In addition, paraquat package labels from leading manufacturers provide clear safety instructions in the language of the country and, in the case of poor literacy, using pictograms.
A. No. The safening agents added by Syngenta are not mandatory in all countries and some, but by no means all, companies that manufacture paraquat use them.
A. Yes. There is no doubt that over the past 40 years since the use of CPPs became widespread, much has been learned about their safe use. Training and education programs focused on effective and safe use as well as publicity about the dangers of overuse and misuse have all served to increase users awareness of the need for care when handling and using CPPs.
Recent evidence suggests that while accidents and occupational incidents still occur, the majority of growers are using crop protection products without harm to their health and a good deal of progress has been made in adopting safe use practices.
A. Like all CPPs, the manufacturers of paraquat are subject to the Food and Agriculture Organization (FAO) code of conduct. This code lays out the responsibilities in distribution and use of the various stakeholders in the industry.
You can view the code of conduct on the FAO website at:
A. Unfortunately, there have been incidences reported of deliberate exposure to paraquat by people intent on committing suicide. While crop protection products are one of the methods used, they are not one of the most frequent and paraquat is not the most frequently used product (WHO, 2001, FDA 2003, Ministry of Agriculture, India, 2000). Often paraquat-related suicides are highlighted in the media because it is a well-known and very popular product.

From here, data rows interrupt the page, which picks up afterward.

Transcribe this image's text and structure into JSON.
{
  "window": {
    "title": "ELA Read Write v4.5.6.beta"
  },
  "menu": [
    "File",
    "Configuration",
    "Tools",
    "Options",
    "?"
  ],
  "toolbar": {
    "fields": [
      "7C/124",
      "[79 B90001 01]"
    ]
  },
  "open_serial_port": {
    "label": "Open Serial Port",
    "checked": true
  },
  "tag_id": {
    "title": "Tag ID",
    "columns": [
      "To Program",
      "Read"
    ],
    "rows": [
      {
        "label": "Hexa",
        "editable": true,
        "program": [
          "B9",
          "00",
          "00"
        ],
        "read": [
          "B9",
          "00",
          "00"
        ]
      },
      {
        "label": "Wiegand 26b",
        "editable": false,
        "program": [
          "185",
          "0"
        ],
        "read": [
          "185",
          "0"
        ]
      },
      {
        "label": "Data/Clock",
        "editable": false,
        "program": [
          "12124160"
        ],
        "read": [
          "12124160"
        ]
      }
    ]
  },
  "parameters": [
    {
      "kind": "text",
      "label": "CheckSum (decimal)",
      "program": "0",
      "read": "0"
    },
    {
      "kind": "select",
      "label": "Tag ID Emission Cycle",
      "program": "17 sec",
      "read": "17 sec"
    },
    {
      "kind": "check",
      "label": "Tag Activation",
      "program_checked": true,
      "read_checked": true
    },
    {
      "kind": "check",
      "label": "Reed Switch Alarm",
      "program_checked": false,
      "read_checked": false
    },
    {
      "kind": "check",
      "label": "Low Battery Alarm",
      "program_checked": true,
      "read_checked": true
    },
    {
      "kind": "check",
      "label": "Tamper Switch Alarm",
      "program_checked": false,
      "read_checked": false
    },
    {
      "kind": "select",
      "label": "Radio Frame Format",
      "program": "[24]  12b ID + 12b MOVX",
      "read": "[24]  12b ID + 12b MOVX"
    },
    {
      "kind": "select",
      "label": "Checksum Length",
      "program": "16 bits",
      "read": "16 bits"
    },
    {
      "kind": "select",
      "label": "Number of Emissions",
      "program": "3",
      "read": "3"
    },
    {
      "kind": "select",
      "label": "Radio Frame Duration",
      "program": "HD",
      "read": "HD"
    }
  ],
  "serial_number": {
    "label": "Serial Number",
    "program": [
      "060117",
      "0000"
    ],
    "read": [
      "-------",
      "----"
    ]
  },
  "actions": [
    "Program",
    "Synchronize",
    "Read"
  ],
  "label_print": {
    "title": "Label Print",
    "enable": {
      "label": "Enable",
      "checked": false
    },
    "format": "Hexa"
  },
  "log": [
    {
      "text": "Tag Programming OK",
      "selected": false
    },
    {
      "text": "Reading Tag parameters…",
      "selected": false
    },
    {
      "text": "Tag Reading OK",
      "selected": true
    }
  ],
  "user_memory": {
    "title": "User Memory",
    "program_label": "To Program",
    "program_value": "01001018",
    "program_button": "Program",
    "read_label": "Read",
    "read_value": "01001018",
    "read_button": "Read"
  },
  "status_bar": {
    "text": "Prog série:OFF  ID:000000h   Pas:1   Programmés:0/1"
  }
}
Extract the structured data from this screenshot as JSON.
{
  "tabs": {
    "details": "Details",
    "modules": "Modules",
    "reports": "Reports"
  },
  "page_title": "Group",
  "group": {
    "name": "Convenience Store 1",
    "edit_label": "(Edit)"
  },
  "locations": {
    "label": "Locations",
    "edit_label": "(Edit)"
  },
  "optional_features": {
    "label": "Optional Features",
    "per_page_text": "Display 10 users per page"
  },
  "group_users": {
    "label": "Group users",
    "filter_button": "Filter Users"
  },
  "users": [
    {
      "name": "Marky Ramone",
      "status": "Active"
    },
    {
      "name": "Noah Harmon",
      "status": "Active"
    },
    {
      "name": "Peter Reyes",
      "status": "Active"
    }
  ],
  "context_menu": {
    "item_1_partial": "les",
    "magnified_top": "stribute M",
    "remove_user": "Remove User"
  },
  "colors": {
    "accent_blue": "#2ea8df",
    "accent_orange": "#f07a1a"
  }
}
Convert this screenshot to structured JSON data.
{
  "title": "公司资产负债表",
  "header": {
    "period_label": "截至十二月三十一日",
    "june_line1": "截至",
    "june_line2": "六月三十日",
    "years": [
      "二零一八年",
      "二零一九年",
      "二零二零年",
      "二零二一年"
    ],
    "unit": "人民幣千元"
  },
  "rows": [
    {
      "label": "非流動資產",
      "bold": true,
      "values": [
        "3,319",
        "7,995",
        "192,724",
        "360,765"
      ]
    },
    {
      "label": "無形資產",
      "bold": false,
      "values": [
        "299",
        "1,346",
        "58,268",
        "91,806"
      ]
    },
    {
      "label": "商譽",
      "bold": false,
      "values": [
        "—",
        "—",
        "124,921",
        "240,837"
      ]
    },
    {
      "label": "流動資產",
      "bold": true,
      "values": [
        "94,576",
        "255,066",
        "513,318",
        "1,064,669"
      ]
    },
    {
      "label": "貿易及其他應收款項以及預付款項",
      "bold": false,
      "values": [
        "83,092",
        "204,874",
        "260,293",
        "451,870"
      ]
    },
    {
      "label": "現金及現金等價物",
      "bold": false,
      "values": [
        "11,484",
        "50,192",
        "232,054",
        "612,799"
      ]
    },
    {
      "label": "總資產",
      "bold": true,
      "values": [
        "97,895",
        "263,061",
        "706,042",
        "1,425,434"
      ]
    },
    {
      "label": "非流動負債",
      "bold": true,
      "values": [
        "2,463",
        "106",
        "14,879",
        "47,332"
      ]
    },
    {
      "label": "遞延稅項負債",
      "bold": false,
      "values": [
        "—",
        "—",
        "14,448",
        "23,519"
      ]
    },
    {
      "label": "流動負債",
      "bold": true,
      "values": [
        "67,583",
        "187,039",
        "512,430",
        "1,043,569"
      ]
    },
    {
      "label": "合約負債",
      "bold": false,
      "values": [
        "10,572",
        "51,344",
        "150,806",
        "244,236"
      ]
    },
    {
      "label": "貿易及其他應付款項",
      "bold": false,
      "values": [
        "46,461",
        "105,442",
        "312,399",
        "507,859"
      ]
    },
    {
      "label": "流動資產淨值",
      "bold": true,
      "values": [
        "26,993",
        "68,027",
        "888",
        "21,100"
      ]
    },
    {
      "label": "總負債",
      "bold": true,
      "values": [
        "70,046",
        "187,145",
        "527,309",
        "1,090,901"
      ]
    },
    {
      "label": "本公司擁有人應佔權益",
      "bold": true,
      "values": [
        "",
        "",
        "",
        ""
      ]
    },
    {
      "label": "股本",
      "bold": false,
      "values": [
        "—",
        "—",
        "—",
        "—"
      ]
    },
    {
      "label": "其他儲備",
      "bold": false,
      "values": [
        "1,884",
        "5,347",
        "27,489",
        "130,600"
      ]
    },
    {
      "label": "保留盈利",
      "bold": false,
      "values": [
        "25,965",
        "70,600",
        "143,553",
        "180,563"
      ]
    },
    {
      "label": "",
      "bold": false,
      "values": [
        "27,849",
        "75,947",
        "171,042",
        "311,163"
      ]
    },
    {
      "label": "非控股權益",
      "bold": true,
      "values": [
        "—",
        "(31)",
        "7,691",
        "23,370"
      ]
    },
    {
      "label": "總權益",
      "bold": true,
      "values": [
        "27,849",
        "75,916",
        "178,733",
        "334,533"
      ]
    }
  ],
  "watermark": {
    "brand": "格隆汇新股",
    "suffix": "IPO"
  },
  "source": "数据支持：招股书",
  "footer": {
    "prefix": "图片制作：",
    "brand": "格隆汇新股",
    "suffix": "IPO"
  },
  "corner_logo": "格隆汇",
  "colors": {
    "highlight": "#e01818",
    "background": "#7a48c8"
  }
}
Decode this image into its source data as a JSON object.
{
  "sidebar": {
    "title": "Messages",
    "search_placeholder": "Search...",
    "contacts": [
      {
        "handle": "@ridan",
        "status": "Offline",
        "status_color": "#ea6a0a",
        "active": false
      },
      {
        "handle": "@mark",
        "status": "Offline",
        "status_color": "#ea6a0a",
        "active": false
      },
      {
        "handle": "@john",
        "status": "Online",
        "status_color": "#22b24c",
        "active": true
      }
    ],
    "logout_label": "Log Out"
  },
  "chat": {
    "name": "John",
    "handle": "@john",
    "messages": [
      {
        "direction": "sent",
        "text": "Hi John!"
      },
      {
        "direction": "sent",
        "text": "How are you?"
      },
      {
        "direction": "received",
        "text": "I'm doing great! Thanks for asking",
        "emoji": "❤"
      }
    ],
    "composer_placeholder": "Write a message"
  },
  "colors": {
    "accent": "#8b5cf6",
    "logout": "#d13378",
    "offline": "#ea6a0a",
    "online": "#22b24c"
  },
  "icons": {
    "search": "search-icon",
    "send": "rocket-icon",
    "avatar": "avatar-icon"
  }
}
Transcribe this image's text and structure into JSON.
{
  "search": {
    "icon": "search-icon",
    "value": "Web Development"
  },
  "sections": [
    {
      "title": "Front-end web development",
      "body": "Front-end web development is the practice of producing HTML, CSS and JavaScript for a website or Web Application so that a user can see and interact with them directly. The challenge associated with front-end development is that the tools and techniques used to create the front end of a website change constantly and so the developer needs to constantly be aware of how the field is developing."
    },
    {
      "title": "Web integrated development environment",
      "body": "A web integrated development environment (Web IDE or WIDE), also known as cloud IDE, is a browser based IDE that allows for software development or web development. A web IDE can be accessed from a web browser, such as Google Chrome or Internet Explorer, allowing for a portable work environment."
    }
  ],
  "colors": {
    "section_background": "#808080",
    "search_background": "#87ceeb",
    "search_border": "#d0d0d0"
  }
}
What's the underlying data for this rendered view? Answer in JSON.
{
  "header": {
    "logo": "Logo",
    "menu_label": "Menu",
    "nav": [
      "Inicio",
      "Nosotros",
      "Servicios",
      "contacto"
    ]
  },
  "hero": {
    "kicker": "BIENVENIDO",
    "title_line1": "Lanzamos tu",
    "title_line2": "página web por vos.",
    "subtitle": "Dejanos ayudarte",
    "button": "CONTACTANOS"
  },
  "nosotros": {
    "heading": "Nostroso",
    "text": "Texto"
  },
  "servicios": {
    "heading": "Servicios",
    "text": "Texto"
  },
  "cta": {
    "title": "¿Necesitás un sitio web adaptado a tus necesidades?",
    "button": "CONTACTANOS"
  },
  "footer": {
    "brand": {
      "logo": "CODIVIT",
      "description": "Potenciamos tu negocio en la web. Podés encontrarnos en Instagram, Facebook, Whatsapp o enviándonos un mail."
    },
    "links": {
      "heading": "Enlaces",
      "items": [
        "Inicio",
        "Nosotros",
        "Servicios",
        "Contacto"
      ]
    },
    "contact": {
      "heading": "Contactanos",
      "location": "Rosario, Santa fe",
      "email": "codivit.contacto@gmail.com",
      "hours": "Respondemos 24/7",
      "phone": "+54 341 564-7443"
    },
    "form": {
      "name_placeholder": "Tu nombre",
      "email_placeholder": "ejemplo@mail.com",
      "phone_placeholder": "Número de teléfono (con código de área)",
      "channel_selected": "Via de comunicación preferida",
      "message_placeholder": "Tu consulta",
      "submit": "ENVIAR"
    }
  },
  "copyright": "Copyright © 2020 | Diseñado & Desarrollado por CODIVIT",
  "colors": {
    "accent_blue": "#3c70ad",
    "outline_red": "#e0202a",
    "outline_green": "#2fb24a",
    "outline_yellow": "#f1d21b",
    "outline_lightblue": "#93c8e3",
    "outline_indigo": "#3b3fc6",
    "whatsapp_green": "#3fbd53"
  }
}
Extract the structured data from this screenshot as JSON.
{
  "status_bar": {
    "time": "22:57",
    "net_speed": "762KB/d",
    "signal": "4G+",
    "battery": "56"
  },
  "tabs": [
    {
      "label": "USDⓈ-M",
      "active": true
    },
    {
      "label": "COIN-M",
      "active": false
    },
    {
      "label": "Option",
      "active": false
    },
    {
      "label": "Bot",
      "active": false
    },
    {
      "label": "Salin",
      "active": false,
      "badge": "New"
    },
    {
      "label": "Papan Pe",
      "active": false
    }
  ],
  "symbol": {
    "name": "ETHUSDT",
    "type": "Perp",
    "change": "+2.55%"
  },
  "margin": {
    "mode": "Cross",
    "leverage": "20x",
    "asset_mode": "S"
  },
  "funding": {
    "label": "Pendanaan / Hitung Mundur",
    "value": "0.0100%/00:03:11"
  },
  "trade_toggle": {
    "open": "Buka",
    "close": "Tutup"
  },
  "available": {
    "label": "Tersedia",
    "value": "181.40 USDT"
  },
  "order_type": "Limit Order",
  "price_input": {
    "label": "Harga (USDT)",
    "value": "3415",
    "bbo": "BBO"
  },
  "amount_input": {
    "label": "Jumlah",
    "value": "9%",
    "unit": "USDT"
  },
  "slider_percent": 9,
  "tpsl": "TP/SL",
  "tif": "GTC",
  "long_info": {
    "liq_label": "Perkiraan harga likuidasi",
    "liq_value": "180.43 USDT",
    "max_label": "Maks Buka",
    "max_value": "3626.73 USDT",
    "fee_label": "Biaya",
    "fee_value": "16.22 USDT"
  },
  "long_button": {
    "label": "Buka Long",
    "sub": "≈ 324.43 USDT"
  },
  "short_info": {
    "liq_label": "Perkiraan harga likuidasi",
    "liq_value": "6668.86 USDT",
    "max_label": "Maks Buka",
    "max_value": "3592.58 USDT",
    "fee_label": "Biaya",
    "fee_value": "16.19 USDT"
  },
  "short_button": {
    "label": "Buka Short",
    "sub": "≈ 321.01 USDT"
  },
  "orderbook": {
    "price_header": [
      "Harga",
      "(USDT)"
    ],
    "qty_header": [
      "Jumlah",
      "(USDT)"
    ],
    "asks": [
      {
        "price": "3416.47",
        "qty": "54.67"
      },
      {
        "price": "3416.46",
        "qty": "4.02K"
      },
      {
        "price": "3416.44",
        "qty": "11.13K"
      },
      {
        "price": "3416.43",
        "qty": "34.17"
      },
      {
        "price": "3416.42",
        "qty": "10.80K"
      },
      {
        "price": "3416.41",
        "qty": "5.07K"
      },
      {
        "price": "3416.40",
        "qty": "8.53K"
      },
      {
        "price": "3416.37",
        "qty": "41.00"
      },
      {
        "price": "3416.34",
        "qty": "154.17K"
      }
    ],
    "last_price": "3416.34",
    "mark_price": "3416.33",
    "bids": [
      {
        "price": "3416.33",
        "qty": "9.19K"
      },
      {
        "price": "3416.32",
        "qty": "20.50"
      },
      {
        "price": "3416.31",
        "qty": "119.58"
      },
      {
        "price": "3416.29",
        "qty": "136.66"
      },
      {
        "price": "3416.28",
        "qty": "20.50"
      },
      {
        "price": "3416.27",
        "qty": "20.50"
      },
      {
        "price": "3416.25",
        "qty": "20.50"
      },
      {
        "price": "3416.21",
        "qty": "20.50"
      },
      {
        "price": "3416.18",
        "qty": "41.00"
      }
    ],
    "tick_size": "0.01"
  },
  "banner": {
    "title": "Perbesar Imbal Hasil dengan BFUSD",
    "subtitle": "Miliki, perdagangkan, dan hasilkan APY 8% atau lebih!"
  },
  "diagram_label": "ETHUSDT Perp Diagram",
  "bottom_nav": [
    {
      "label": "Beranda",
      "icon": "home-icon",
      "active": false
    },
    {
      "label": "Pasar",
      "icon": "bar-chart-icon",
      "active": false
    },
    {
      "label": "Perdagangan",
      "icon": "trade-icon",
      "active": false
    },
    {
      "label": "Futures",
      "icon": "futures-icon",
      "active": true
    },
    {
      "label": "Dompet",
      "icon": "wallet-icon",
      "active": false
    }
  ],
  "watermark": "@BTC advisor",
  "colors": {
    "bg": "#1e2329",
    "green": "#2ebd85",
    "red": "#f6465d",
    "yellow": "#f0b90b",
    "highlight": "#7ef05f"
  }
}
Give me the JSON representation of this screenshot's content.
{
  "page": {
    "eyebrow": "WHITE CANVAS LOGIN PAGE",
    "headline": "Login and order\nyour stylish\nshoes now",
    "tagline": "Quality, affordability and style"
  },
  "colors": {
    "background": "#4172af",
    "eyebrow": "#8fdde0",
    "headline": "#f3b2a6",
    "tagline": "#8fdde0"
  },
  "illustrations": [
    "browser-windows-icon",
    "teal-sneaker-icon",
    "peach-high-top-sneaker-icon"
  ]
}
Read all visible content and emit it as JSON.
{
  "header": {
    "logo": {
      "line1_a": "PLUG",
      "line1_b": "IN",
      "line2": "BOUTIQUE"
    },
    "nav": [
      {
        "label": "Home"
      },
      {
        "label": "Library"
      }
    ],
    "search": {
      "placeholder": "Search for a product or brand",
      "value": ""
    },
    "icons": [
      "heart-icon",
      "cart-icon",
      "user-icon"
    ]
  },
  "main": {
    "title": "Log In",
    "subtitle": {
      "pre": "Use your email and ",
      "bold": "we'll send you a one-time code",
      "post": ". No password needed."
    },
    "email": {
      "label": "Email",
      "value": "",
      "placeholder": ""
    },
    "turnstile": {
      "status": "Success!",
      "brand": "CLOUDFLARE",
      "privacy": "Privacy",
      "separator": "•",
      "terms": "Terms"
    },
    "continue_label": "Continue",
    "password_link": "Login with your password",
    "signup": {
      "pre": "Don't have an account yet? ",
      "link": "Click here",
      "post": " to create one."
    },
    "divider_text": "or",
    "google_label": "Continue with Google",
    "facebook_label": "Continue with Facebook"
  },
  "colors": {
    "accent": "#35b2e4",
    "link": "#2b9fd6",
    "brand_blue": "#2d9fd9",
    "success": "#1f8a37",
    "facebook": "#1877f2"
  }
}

Studies have been carried out to assess progress with reducing suicides. The results of these studies indicate that progress is being made. For example, in Malaysia, “Following a peak in the 1980s, suicide fatalities involving paraquat have decreased” (Sabapathy, 1995).
Additional information about suicide can be found here:
“Thailand’s Country Profile on Pesticide Poisonings” - Food and Drug Administration (FDA) (2003)
“A Report on Harmonized Pesticide Poisoning Database in India” - Ministry of Agriculture, India (1999-2000)
A. It is important to note that paraquat is only one of many chemicals used in suicide attempts. In the countries with the largest rural suicide problems - China and India - the main class of Crop Protection Products (CPPs) is insecticides. Because of their wide use on smallholdings and farms, crop protection chemicals are readily available for these tragic and often impulsive acts. Often paraquat-related suicide is highlighted in the media because it is a well-known and very popular product.
Solutions to the problem of CPP-related suicides are being implemented. Projects that promote and encourage safe storage of CPPs under lock and key are showing extremely encouraging results. Where legislation to lock up CPPs is in place and enforced, mainly in developed countries, self-harm using these products is thankfully extremely rare.
A. We encourage you to review the entire Paraquat Information Center website and its related links for information about paraquat. Use the search engine to help you find specific information and answers to your questions. However, if you have additional questions about paraquat which are not answered here, you many contact us using the Paraquat Information Center contact form.